Among them, the most popular way is computing your buying power using Interest Coverage Ratio (ICR) as it excludes tax-deductible expenditures.
Many banks also call ICR a 1.5x or 1.0x interest cover. That’s because it indicates the times your revenue or Earnings Before Interest and Taxes (EBIT) can cover your interest expenses on the given period.
One of the main factors why ICR is a popular assessment method is because of taxes. An ICR doesn’t factor in tax-deductible expenses such as living expenses for commercial ventures.
But keep in mind that aside from having a strong ICR, you also need to maintain a strong financial position with reliable cash flow.
Regardless of your current position, finding the right lender and negotiating the best deals is possible with a specialist mortgage broker at your back.
Call us at 1300 052 055 and our mortgage brokers will gladly discuss our options and let you know if you qualify.
Unlike ICR, Net Surplus Ratio (NSR) adds living expenditures to the equation, along with your taxes. Hence, computing your borrowing power under this method can be somewhat complex than ICR.

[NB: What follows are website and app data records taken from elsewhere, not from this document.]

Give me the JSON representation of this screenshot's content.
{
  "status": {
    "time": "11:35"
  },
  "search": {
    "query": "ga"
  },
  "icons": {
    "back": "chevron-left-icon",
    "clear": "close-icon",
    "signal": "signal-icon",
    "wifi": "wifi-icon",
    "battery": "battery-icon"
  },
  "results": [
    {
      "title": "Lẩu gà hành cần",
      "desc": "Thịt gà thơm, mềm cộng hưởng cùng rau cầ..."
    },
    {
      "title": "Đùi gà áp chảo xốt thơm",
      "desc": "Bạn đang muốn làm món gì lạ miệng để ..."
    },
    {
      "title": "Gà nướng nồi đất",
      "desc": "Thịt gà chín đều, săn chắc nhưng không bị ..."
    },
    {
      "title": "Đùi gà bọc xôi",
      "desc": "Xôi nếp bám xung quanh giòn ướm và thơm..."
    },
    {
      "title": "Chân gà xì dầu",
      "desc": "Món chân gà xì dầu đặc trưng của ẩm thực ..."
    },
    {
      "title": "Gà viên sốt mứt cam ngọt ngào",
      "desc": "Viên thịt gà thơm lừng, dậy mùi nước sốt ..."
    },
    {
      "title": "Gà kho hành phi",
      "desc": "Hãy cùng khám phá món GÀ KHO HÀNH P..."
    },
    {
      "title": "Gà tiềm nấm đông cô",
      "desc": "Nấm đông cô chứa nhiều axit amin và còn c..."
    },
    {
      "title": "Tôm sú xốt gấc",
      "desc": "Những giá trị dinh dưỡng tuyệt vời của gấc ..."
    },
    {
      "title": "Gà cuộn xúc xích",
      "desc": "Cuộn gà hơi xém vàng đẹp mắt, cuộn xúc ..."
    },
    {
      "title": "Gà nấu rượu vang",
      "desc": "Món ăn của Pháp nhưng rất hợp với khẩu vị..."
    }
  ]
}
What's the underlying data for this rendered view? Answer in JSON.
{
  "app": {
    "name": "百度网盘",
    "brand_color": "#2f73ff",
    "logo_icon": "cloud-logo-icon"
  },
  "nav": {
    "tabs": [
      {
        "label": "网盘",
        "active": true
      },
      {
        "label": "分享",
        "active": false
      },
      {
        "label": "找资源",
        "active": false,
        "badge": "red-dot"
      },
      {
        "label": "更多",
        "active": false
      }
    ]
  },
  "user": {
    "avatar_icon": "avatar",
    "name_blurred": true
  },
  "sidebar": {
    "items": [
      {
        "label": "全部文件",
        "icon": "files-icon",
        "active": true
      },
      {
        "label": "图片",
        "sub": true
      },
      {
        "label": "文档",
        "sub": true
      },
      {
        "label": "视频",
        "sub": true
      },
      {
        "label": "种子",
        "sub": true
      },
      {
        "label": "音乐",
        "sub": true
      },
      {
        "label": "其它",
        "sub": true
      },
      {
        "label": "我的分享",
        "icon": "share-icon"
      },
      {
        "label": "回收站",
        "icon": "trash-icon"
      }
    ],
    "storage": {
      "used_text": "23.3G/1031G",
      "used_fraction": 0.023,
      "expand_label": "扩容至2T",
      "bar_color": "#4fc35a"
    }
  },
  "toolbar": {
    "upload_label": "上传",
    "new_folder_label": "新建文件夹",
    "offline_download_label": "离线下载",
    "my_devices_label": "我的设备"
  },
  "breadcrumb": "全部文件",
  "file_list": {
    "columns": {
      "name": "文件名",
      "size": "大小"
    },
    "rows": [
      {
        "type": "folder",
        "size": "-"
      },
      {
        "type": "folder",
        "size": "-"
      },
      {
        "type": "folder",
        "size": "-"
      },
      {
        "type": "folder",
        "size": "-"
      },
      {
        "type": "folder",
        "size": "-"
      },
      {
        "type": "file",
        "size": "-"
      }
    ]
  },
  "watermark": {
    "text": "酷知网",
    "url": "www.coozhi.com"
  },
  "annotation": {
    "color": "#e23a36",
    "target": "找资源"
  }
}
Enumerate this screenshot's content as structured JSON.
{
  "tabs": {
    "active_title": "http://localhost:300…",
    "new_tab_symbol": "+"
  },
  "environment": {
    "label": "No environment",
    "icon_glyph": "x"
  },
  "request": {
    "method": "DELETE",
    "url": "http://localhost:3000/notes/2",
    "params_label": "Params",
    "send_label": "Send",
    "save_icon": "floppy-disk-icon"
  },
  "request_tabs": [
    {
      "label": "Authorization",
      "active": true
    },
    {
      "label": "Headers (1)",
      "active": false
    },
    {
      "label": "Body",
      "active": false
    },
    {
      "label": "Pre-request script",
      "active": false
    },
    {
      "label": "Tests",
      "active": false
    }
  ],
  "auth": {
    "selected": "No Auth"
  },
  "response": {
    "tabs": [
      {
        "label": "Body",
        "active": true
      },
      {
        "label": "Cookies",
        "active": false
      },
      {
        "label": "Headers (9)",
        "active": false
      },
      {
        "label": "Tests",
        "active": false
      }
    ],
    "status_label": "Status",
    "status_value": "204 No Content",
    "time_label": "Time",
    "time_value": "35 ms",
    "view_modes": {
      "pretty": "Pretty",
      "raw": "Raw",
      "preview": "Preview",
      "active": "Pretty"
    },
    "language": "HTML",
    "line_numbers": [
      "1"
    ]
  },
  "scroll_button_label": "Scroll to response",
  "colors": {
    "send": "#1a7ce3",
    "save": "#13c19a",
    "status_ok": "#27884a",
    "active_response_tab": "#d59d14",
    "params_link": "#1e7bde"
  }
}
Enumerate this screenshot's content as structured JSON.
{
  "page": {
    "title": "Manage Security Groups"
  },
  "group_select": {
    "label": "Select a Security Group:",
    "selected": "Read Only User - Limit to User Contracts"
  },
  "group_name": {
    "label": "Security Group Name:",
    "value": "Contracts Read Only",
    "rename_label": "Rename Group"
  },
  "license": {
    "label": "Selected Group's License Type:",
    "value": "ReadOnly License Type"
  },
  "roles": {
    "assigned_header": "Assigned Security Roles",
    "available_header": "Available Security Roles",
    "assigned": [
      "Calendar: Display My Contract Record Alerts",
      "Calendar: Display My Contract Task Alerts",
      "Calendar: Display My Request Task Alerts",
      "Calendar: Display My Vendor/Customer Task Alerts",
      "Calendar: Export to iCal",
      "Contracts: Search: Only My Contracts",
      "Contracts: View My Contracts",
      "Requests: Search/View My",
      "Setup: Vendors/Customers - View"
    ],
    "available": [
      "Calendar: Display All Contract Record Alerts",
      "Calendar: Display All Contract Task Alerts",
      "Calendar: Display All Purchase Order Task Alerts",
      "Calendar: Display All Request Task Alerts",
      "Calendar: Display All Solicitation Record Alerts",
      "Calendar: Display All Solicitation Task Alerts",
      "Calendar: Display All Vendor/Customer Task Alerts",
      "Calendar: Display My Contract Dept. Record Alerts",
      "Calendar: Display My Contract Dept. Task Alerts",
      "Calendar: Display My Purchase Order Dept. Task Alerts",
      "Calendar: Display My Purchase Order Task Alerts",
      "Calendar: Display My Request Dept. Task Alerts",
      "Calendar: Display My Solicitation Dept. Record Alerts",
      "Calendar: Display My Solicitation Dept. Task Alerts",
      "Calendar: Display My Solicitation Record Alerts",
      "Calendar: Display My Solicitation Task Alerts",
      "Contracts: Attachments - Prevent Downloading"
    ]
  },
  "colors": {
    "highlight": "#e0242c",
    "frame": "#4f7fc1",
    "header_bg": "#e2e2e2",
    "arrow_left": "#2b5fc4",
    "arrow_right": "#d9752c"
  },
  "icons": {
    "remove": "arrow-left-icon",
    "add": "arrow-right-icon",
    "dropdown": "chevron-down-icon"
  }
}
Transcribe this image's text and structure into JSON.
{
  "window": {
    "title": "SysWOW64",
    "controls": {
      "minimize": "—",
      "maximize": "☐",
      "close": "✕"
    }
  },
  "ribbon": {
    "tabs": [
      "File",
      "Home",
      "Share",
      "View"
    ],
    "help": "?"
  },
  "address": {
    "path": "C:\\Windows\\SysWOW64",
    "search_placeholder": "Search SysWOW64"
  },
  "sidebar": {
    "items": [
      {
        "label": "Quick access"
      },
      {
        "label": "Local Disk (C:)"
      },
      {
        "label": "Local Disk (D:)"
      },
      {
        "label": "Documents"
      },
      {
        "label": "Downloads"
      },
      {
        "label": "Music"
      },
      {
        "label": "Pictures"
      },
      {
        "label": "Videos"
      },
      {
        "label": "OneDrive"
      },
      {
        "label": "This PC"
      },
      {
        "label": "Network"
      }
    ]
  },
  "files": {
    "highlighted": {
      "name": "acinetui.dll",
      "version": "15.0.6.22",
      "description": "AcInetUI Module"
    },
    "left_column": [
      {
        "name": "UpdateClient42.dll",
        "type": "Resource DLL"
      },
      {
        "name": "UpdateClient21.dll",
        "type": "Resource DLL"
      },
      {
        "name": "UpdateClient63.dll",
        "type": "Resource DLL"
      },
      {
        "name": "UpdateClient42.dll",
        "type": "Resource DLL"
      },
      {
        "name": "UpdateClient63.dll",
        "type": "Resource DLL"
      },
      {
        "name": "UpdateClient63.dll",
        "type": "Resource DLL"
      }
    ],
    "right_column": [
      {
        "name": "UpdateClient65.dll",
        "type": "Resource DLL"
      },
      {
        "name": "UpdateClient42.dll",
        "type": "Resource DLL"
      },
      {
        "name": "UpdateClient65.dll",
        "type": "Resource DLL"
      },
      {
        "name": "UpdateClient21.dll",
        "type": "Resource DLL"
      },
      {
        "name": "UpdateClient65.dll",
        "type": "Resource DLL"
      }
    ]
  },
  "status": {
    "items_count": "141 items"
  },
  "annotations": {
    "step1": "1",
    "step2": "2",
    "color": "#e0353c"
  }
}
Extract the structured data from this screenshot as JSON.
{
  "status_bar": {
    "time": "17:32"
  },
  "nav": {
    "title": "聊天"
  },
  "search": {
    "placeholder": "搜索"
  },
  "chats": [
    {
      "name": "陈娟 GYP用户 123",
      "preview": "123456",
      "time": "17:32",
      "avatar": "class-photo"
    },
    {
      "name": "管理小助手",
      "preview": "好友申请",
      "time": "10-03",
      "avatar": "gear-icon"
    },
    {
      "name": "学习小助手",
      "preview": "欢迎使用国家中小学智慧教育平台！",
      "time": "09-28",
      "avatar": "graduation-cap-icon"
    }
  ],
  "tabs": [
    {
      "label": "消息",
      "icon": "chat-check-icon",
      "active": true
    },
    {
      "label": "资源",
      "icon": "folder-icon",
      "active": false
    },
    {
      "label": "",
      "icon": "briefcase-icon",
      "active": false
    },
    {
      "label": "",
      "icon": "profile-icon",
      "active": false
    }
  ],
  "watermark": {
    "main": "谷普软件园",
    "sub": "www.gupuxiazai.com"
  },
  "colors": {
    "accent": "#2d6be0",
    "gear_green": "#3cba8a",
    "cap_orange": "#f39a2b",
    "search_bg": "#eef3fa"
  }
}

Moreover, the Debt-Service Coverage Ratio (DSCR) is a more obsolete method compared to ICR as it follows a very conservative process when evaluating your borrowing power.
It’s also more applicable for residential loan applications than commercial ones. The DSCR method also assumes that roughly 30% to 50% of your overall income can cover your loan, while another 30% can cover all tax expenses.
The NSR and DSCR are also not ideal for tax-deductible loans and are more useful for assessing residential loan applications.
In other words, only the ICR method makes more sense if you assess your borrowing power from a tax point of view.
At the start of every application, lenders and banks will use assessment rates higher than those they provide in commercial loans.
For instance, if you’re applying with a rate of 4.20%, your bank or non-bank lender would assess your application at 7.20% or higher.
They will then compute your available income before taxes under particular percentages. The following is a list of factors that banks consider when using ICR to evaluate your application:
After computing the above earnings, they will then deduct your expenses from the equation. That includes:
The ICR assessment method neglects any living expenses and taxes since these are tax-deductible expenditures.
For instance, say you’re earning about $90,000 from your company and roughly $65,000 rental income from your property where tenants cover outgoings.
Say you want to apply for a commercial loan at about $1,000,000. If your lender has a variable rate of 4.20% and will use ICR to assess your application, they will increase it to about 8.00% as the assessment rate.
From there, they can begin evaluating your borrowing power. To do so, the bank will divide all expenses before income tax (EBIT) over interest payments.
$155,000 EBIT / $80,000 interest payment = 1.94x interest cover
Now, what does the resulting interest cover say about your application? Is it considered a strong case?
In general, banks and non-bank lenders want to ensure that you are financially stable and can get away in the face of economic changes or financial difficulty.
The following ICR values will help you determine whether your interest cover is strong enough to get approved for a loan:
Our specialist mortgage brokers at Plan A Mortgage can help you find the ideal lender that follows the Interest Coverage Ratio method to evaluate your application.
That way, you can maximise your borrowing potential and get approved for better deals and loan features that best suit your needs.
Feel free to speak with us at 1300 052 055 or fill out our contact form to discover if you qualify for a commercial loan today!